We’ve seen why leaders with a clear vision connect innovation and strategic cost-cutting. In our economic environment, this becomes relevant for all companies, both incumbent and challengers.
At the top of the CEO’s agenda, we find over-regulation concerns (79%), geopolitical uncertainty (74%) and exchange rate volatility (73%), according to PWC’s 19th Annual Global CEO Survey. CEOs are not putting faith in global growth during these times of uncertainty.
In 2016, only 35% of CEOs believed that their own companies could grow during the year, as the figure below shows.
CEOs’ confidence in global economy and business growth prospects
This was the lowest percentage since 2010 and, as the political agenda unfolds, optimism has likely fallen again in 2017. Prospects for 2018 are just as cheerful.
Blind cost-cutting is never the answer
Political instability, North Korea-US tensions, terrorist acts across continents, the refugee crisis in Europe, the BRIC’s slowing economies, stock market volatility, the Brexit process… Frantic news is putting CEOs on guard.

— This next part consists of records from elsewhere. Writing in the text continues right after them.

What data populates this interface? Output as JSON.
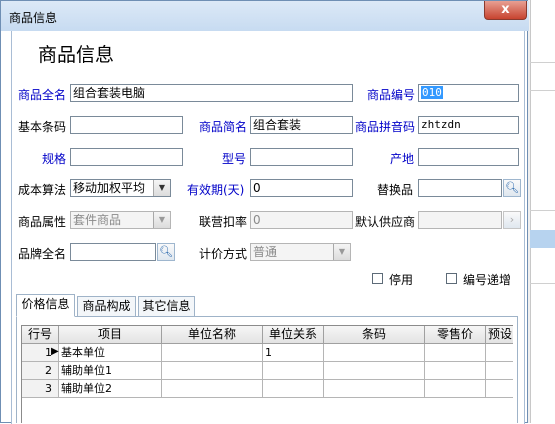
{
  "window": {
    "title": "商品信息",
    "close_glyph": "x"
  },
  "form": {
    "heading": "商品信息",
    "full_name_label": "商品全名",
    "full_name_value": "组合套装电脑",
    "code_label": "商品编号",
    "code_value": "010",
    "barcode_label": "基本条码",
    "barcode_value": "",
    "short_name_label": "商品简名",
    "short_name_value": "组合套装",
    "pinyin_label": "商品拼音码",
    "pinyin_value": "zhtzdn",
    "spec_label": "规格",
    "spec_value": "",
    "model_label": "型号",
    "model_value": "",
    "origin_label": "产地",
    "origin_value": "",
    "cost_method_label": "成本算法",
    "cost_method_value": "移动加权平均",
    "expiry_label": "有效期(天)",
    "expiry_value": "0",
    "substitute_label": "替换品",
    "substitute_value": "",
    "attribute_label": "商品属性",
    "attribute_value": "套件商品",
    "joint_discount_label": "联营扣率",
    "joint_discount_value": "0",
    "default_supplier_label": "默认供应商",
    "default_supplier_value": "",
    "brand_label": "品牌全名",
    "brand_value": "",
    "pricing_method_label": "计价方式",
    "pricing_method_value": "普通",
    "disable_label": "停用",
    "auto_increment_label": "编号递增"
  },
  "tabs": [
    {
      "label": "价格信息",
      "active": true
    },
    {
      "label": "商品构成",
      "active": false
    },
    {
      "label": "其它信息",
      "active": false
    }
  ],
  "grid": {
    "columns": [
      "行号",
      "项目",
      "单位名称",
      "单位关系",
      "条码",
      "零售价",
      "预设"
    ],
    "rows": [
      {
        "no": "1",
        "item": "基本单位",
        "unit_name": "",
        "relation": "1",
        "barcode": "",
        "retail": "",
        "preset": ""
      },
      {
        "no": "2",
        "item": "辅助单位1",
        "unit_name": "",
        "relation": "",
        "barcode": "",
        "retail": "",
        "preset": ""
      },
      {
        "no": "3",
        "item": "辅助单位2",
        "unit_name": "",
        "relation": "",
        "barcode": "",
        "retail": "",
        "preset": ""
      }
    ],
    "current_row_marker": "▶"
  },
  "icons": {
    "dropdown": "chevron-down-icon",
    "search": "magnifier-icon",
    "more": "chevron-right-icon"
  },
  "colors": {
    "label_blue": "#0000c8",
    "title_gradient_top": "#dce9f7",
    "close_red": "#c7432f",
    "selection": "#3399ff"
  }
}
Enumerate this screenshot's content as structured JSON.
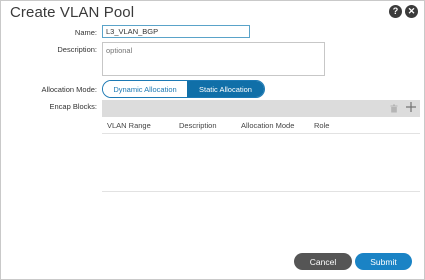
{
  "dialog": {
    "title": "Create VLAN Pool",
    "help_glyph": "?",
    "close_glyph": "✕"
  },
  "form": {
    "name_label": "Name:",
    "name_value": "L3_VLAN_BGP",
    "description_label": "Description:",
    "description_placeholder": "optional",
    "allocation_label": "Allocation Mode:",
    "allocation_options": [
      "Dynamic Allocation",
      "Static Allocation"
    ],
    "allocation_selected": "Static Allocation",
    "encap_label": "Encap Blocks:"
  },
  "encap_table": {
    "toolbar": {
      "delete_icon": "trash-icon",
      "add_icon": "plus-icon"
    },
    "columns": [
      "VLAN Range",
      "Description",
      "Allocation Mode",
      "Role"
    ],
    "rows": []
  },
  "footer": {
    "cancel_label": "Cancel",
    "submit_label": "Submit"
  },
  "colors": {
    "accent": "#106fa8",
    "submit": "#1a83c5",
    "cancel": "#555555",
    "header_icon": "#3b3b3b"
  }
}
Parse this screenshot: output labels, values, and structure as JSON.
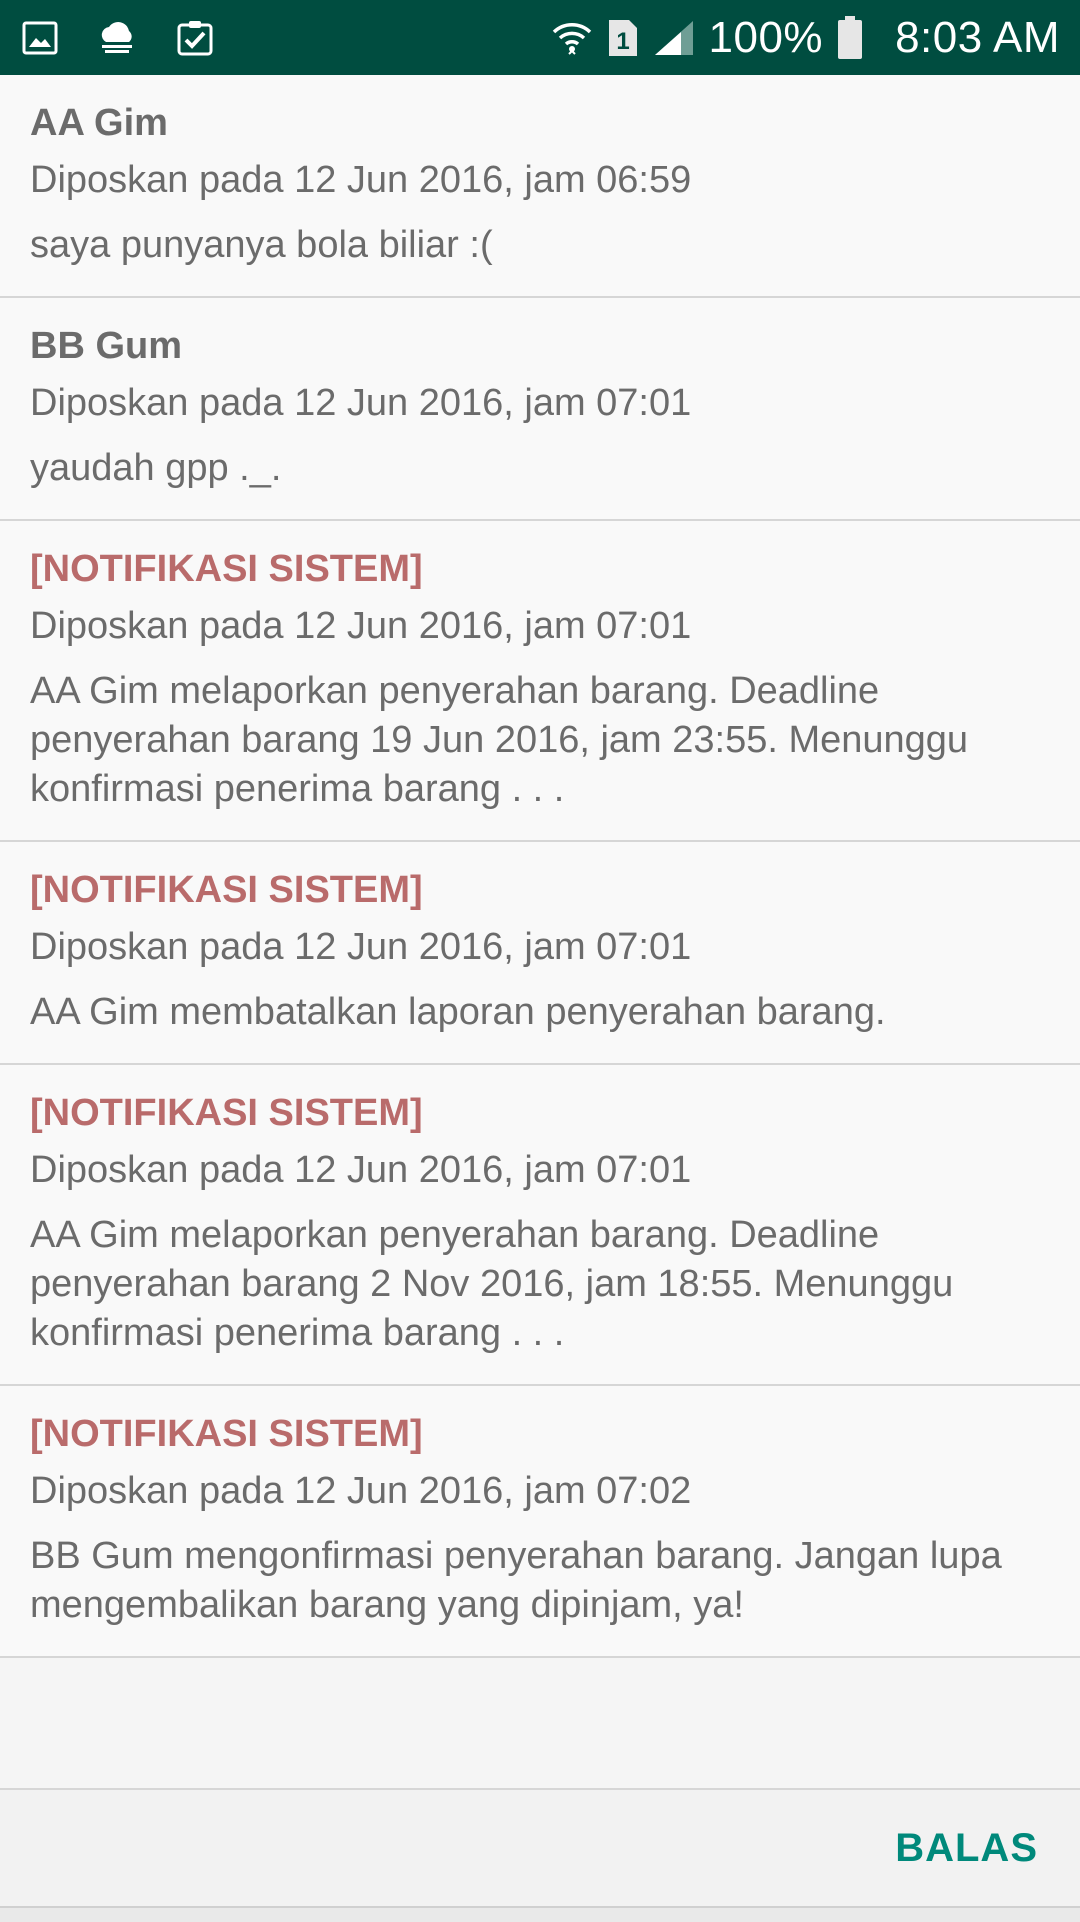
{
  "status_bar": {
    "battery": "100%",
    "time": "8:03 AM",
    "bg_color": "#004d40",
    "left_icons": [
      "gallery-icon",
      "cloud-icon",
      "clipboard-check-icon"
    ],
    "right_icons": [
      "wifi-icon",
      "sim-1-icon",
      "signal-icon",
      "battery-icon"
    ]
  },
  "messages": [
    {
      "author": "AA Gim",
      "timestamp": "Diposkan pada 12 Jun 2016, jam 06:59",
      "text": "saya punyanya bola biliar :(",
      "system": false
    },
    {
      "author": "BB Gum",
      "timestamp": "Diposkan pada 12 Jun 2016, jam 07:01",
      "text": "yaudah gpp ._.",
      "system": false
    },
    {
      "author": "[NOTIFIKASI SISTEM]",
      "timestamp": "Diposkan pada 12 Jun 2016, jam 07:01",
      "text": "AA Gim melaporkan penyerahan barang. Deadline penyerahan barang 19 Jun 2016, jam 23:55. Menunggu konfirmasi penerima barang . . .",
      "system": true
    },
    {
      "author": "[NOTIFIKASI SISTEM]",
      "timestamp": "Diposkan pada 12 Jun 2016, jam 07:01",
      "text": "AA Gim membatalkan laporan penyerahan barang.",
      "system": true
    },
    {
      "author": "[NOTIFIKASI SISTEM]",
      "timestamp": "Diposkan pada 12 Jun 2016, jam 07:01",
      "text": "AA Gim melaporkan penyerahan barang. Deadline penyerahan barang 2 Nov 2016, jam 18:55. Menunggu konfirmasi penerima barang . . .",
      "system": true
    },
    {
      "author": "[NOTIFIKASI SISTEM]",
      "timestamp": "Diposkan pada 12 Jun 2016, jam 07:02",
      "text": "BB Gum mengonfirmasi penyerahan barang. Jangan lupa mengembalikan barang yang dipinjam, ya!",
      "system": true
    }
  ],
  "footer": {
    "reply_label": "BALAS",
    "accent_color": "#00897b"
  },
  "colors": {
    "system_author": "#b96b6b",
    "text": "#6b6b6b"
  }
}
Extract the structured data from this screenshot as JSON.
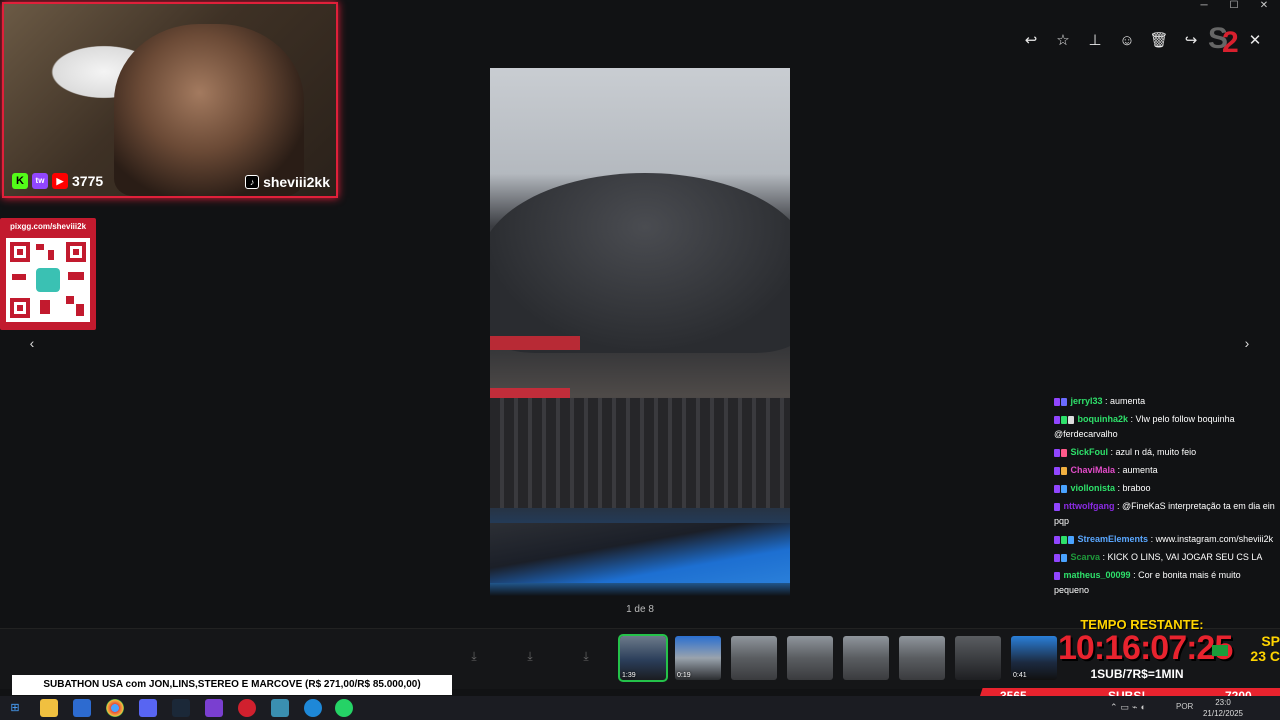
{
  "window": {
    "minimize": "─",
    "maximize": "☐",
    "close": "✕"
  },
  "toolbar": {
    "reply": "↩",
    "star": "☆",
    "pin": "⊥",
    "emoji": "☺",
    "trash": "🗑",
    "forward": "↪",
    "close": "✕"
  },
  "webcam": {
    "viewer_count": "3775",
    "handle": "sheviii2kk",
    "platform_badges": [
      "K",
      "tw",
      "▶"
    ]
  },
  "qr": {
    "url": "pixgg.com/sheviii2k"
  },
  "viewer": {
    "page_counter": "1 de 8",
    "prev_arrow": "‹",
    "next_arrow": "›"
  },
  "filmstrip": {
    "thumbs": [
      {
        "duration": "1:39"
      },
      {
        "duration": "0:19"
      },
      {
        "duration": ""
      },
      {
        "duration": ""
      },
      {
        "duration": ""
      },
      {
        "duration": ""
      },
      {
        "duration": ""
      },
      {
        "duration": "0:41"
      }
    ],
    "download_icon": "⤓"
  },
  "chat": [
    {
      "user": "jerryl33",
      "color": "#2ee06a",
      "text": " : aumenta"
    },
    {
      "user": "boquinha2k",
      "color": "#2ee06a",
      "text": " : Vlw pelo follow boquinha @ferdecarvalho"
    },
    {
      "user": "SickFoul",
      "color": "#2ee06a",
      "text": " : azul n dá, muito feio"
    },
    {
      "user": "ChaviMala",
      "color": "#e34cc9",
      "text": " : aumenta"
    },
    {
      "user": "viollonista",
      "color": "#2ee06a",
      "text": " : braboo"
    },
    {
      "user": "nttwolfgang",
      "color": "#8a2be2",
      "text": " : @FineKaS interpretação ta em dia ein pqp"
    },
    {
      "user": "StreamElements",
      "color": "#5aa7ff",
      "text": " : www.instagram.com/sheviii2k"
    },
    {
      "user": "Scarva",
      "color": "#1e9b3b",
      "text": " : KICK O LINS, VAI JOGAR SEU CS LA"
    },
    {
      "user": "matheus_00099",
      "color": "#2ee06a",
      "text": " : Cor e bonita mais é muito pequeno"
    }
  ],
  "timer": {
    "title": "TEMPO RESTANTE:",
    "value": "10:16:07:25",
    "rate": "1SUB/7R$=1MIN",
    "city": "SP",
    "temp": "23 C"
  },
  "subs": {
    "left_count": "3565",
    "label": "SUBS!",
    "right_count": "7200"
  },
  "ticker": {
    "text": "SUBATHON USA com JON,LINS,STEREO E MARCOVE (R$ 271,00/R$ 85.000,00)"
  },
  "taskbar": {
    "lang": "POR",
    "time": "23:0",
    "date": "21/12/2025"
  },
  "colors": {
    "accent_red": "#e8232e",
    "timer_yellow": "#ffd400",
    "active_green": "#24c24a"
  }
}
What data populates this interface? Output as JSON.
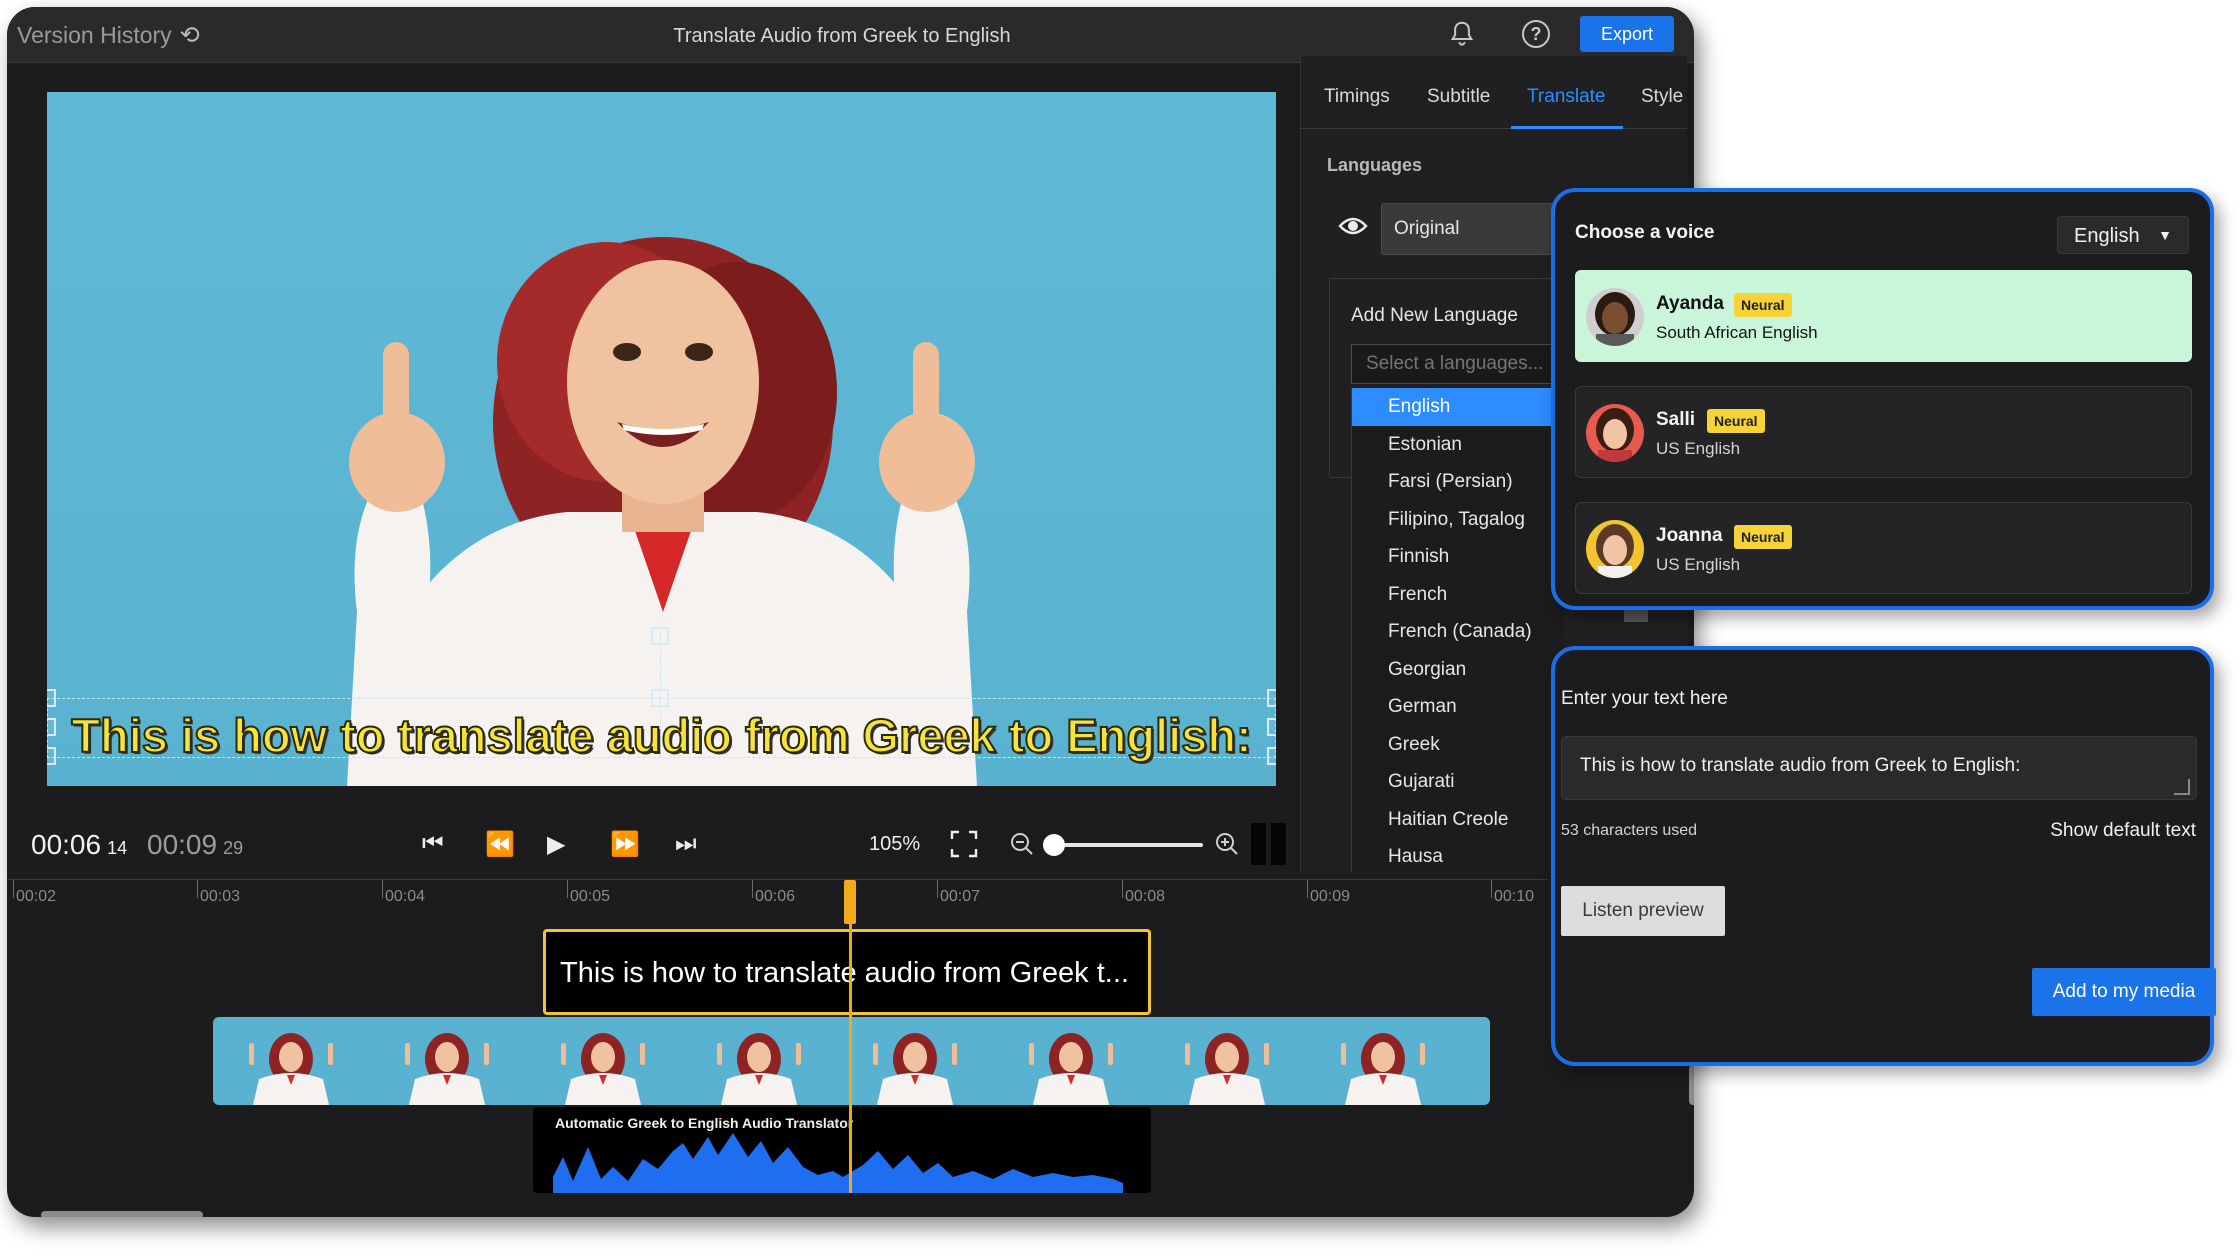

In such an edgy environment, management is naturally driven to use cost-cutting to align costs with business strategy. Strategic cost-cutting becomes a path companies take to resist hardships, become resilient and prepare for more solid growth opportunities. It focuses efforts on business areas that can be controllable, freeing up resources for transformation and future growth.
All companies have encountered this reality in the last decade. However, blind cost-cutting, not aligned with strategy and sustainability concerns, may be dangerous. An arbitrary, opaque and misunderstood corporate cost-reduction policy will alarm employees and disengage them from business strategy and leadership’s main goals.
Cost-reduction programmes have time and again failed in the past. In its 2012 report, ‘Stop cutting and start optimizing IT spend’, KPMG says these initiatives flop due to unclear cost drivers, overly cautious cost strategies and the fact that cost discipline is not embedded in a company’s culture. Success depends on cost discipline as well as on changing behaviours.
So what should you change?
Where exactly should you cut? And how can you do it to make sure you move forward, finding new and better products and services and building a company fit for any future scenario?
To help you establish a strategic cost-cutting strategy within your innovation management initiative, we will share five major steps you can take to ensure that your business remains competitive, relevant and able to maximise its potential in the face of less favourable circumstances.
You can access the full paper here